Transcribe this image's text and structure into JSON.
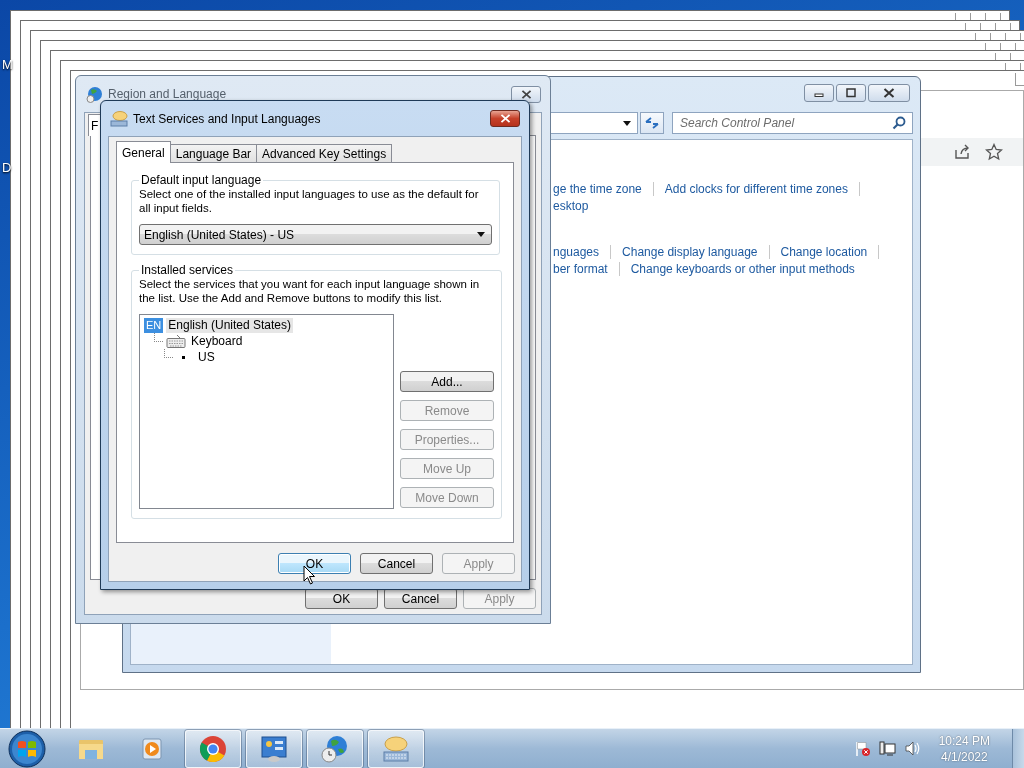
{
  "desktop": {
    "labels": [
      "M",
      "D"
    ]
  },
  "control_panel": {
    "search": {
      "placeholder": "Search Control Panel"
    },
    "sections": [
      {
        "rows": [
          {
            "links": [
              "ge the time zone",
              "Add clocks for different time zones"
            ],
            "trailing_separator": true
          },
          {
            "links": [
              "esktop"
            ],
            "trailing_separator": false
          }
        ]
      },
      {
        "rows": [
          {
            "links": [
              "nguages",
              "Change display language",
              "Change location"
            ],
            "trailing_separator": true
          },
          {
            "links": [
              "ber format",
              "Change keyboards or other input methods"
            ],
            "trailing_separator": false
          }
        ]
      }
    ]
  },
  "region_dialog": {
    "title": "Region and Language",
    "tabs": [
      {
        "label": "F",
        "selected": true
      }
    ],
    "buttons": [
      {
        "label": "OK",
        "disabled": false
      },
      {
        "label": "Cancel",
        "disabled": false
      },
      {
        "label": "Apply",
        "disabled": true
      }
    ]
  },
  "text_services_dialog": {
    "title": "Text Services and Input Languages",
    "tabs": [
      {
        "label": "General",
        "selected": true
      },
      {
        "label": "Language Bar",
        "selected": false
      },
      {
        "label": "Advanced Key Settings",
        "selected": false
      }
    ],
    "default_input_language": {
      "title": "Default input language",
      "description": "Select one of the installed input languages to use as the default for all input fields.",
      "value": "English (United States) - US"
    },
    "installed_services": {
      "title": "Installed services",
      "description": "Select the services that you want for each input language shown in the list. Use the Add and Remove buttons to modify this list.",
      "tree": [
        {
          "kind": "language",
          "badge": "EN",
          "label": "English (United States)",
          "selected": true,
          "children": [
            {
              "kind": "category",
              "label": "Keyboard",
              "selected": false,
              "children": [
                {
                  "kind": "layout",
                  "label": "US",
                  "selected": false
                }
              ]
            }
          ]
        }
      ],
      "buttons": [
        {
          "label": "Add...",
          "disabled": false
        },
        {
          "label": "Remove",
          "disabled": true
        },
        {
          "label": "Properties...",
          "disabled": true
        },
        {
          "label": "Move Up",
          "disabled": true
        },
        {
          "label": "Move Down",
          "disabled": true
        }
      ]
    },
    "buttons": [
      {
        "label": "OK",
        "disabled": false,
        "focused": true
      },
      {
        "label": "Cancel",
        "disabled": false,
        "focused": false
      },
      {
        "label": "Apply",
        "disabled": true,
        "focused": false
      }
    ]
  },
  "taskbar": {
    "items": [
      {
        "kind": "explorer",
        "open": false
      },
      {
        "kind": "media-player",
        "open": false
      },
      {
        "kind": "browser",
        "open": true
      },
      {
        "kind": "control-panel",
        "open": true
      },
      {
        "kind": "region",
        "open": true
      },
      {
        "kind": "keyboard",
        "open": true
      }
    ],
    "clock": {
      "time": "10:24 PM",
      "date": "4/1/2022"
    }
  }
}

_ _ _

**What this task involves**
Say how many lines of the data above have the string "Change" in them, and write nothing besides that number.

**Final answer**
3